One of the buildings which will feature a display is Spring Hall Mansion, near Halifax. Today the Mansion is known as being a magnificent setting for a wedding, civil ceremony or naming ceremony, but you might not know that during the First World War, Spring Hall was used as a convalescent and auxiliary hospital for servicemen.
Spring Hall opened as a hospital on the 1 February 1916. Initially it had 84 beds, until nearby Shaw Lodge was added and by 1 April 1917 220 beds were available. The hospital was run by Dr Shaw and his wife Mrs W. Shaw, who was in charge of administration. It was staffed by War and Voluntary Aid Detachment nurses.
Before its closure on the 28 February 1919 the hospital had treated 3619 patients. Mrs Shaw received an award from the Royal Red Cross for her work and another 20 to 30 nurses from the region were also given honours in 1919.
Calderdale Council’s Cabinet Member for Communities, Cllr Marcus Thompson, said:
“There are landmarks relating to the First World War all over Calderdale, some are obvious, such as the war memorials which we are carefully restoring for the centenary, but others are less clear, such as Spring Hall’s story.
“Many people living in Calderdale today will have ancestors who gave their lives for their country, or were injured in the line of duty and may even have been treated at Spring Hall. It’s a fitting tribute that stories like this one will soon be commemorated with displays, revealing the forgotten history of their contribution to the War.”
To mark the centenary, Calderdale Council has a number displays planned, which will be installed at landmark sites throughout Calderdale during centenary period. The For King and Country exhibition at Bankfield Museum in Halifax explores the region’s involvement in the war and the impact on the area, and will be open until December 2018.
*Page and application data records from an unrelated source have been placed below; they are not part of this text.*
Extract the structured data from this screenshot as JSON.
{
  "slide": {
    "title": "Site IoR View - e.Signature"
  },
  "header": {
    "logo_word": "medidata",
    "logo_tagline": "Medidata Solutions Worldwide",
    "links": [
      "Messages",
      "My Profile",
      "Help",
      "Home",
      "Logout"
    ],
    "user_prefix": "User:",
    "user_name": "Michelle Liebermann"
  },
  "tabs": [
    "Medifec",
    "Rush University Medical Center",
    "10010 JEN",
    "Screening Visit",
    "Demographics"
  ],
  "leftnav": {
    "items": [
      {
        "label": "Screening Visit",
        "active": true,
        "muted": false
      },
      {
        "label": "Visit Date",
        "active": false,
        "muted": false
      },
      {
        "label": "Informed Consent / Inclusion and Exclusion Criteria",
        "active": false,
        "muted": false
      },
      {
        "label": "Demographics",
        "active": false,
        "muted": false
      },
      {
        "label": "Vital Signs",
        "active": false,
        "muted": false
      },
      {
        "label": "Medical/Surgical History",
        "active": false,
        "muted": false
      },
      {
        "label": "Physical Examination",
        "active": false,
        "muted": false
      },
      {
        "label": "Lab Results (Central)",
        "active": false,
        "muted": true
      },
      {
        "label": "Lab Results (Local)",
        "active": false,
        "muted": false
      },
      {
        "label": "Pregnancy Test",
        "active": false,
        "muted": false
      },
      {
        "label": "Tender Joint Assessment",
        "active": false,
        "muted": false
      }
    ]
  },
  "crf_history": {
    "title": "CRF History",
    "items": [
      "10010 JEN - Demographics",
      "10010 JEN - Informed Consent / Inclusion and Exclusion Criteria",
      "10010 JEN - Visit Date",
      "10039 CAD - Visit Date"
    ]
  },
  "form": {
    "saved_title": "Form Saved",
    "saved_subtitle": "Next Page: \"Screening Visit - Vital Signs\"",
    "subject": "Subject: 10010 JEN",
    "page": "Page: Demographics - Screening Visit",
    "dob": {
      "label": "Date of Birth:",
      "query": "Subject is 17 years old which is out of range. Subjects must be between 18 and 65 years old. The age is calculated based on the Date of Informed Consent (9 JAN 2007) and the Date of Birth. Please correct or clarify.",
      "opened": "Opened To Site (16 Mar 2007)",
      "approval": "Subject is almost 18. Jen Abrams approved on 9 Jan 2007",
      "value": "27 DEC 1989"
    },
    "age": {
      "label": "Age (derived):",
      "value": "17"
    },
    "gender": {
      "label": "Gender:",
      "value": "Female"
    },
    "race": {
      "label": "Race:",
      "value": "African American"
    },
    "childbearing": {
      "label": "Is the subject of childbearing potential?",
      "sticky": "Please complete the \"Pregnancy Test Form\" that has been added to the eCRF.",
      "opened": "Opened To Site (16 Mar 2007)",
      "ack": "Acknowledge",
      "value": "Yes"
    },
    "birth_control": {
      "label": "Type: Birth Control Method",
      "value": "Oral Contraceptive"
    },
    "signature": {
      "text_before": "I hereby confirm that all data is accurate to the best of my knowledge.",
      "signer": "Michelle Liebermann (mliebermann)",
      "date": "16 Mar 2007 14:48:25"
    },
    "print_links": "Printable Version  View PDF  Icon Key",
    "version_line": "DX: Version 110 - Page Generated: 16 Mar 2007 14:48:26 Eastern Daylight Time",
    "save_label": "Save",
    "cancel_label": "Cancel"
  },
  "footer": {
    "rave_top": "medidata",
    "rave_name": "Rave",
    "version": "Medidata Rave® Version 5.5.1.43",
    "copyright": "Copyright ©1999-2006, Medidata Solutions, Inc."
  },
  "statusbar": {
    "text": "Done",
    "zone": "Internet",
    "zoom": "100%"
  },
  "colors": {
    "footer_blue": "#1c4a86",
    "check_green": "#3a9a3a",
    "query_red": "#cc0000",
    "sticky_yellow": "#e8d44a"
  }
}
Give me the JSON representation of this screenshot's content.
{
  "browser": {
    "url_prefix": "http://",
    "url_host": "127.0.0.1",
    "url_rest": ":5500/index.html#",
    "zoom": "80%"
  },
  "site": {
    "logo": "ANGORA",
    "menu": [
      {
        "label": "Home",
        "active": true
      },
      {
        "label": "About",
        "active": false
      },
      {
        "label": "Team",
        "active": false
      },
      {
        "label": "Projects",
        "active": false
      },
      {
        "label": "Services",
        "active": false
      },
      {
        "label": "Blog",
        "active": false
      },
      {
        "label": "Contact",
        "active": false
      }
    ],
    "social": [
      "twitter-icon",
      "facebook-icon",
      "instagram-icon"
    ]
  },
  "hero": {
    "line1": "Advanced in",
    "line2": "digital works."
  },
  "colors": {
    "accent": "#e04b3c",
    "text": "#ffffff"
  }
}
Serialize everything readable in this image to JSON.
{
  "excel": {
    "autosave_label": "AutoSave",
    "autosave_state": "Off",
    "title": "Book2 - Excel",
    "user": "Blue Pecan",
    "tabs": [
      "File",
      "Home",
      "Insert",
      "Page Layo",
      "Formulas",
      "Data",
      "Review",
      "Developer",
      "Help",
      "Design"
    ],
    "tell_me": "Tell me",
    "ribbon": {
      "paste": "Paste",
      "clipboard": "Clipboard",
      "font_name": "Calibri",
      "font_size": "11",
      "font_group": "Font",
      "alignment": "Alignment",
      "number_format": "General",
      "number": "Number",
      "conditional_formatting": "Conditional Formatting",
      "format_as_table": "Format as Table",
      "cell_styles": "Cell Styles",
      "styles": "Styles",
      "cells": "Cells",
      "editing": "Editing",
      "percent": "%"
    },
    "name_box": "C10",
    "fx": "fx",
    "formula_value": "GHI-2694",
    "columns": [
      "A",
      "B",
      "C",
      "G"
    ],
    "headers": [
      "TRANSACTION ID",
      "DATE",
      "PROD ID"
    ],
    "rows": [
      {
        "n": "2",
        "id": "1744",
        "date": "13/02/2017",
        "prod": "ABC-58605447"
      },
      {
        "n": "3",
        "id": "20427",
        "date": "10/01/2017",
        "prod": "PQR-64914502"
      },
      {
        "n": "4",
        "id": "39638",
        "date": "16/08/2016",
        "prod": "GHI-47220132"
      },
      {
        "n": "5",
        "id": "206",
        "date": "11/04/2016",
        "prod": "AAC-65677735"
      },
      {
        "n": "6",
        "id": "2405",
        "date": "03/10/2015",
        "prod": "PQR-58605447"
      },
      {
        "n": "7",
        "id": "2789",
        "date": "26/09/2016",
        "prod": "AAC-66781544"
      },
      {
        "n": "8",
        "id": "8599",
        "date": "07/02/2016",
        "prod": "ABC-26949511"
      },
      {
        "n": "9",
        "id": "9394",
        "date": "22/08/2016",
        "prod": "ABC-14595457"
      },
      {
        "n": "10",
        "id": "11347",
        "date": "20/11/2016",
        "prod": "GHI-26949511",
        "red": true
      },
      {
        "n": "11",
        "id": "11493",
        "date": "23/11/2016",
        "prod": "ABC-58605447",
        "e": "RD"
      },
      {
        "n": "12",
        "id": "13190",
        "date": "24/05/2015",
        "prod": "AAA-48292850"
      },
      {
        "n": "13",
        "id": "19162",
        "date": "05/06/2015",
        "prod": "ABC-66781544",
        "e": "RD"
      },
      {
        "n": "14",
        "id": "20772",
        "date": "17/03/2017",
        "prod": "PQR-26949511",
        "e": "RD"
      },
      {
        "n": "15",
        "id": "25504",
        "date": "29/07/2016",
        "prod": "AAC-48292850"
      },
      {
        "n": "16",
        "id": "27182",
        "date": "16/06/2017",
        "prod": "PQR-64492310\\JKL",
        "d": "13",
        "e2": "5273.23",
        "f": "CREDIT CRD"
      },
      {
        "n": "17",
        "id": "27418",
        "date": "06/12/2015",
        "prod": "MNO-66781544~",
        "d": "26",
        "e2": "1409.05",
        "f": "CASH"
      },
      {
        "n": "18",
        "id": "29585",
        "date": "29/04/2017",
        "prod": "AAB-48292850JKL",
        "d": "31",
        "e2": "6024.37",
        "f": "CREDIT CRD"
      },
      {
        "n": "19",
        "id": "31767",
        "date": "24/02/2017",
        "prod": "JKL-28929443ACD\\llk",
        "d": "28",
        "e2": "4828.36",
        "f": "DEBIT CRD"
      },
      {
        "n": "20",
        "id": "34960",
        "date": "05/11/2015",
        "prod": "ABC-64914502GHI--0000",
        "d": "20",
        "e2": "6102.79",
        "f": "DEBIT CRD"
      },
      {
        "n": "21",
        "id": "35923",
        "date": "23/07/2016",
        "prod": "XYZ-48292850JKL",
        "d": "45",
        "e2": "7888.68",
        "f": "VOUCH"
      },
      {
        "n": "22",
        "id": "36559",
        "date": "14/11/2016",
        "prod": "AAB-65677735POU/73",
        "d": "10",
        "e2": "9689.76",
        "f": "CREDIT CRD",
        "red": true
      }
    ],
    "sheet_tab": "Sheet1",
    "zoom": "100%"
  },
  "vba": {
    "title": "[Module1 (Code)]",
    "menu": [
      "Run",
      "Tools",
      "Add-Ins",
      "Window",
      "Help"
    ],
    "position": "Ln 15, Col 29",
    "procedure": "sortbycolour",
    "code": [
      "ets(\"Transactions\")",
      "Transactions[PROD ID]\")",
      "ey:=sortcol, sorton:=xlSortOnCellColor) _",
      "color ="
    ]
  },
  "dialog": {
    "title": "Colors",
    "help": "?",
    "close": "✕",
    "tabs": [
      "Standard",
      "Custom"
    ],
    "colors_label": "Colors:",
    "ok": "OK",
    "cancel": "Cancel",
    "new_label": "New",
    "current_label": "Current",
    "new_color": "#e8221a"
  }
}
For more information about the exhibition visit http://museums.calderdale.gov.uk/king-and-country or call 01422 352334. Bankfield Museum is open Tuesday to Saturday 10am to 4pm, and is free to attend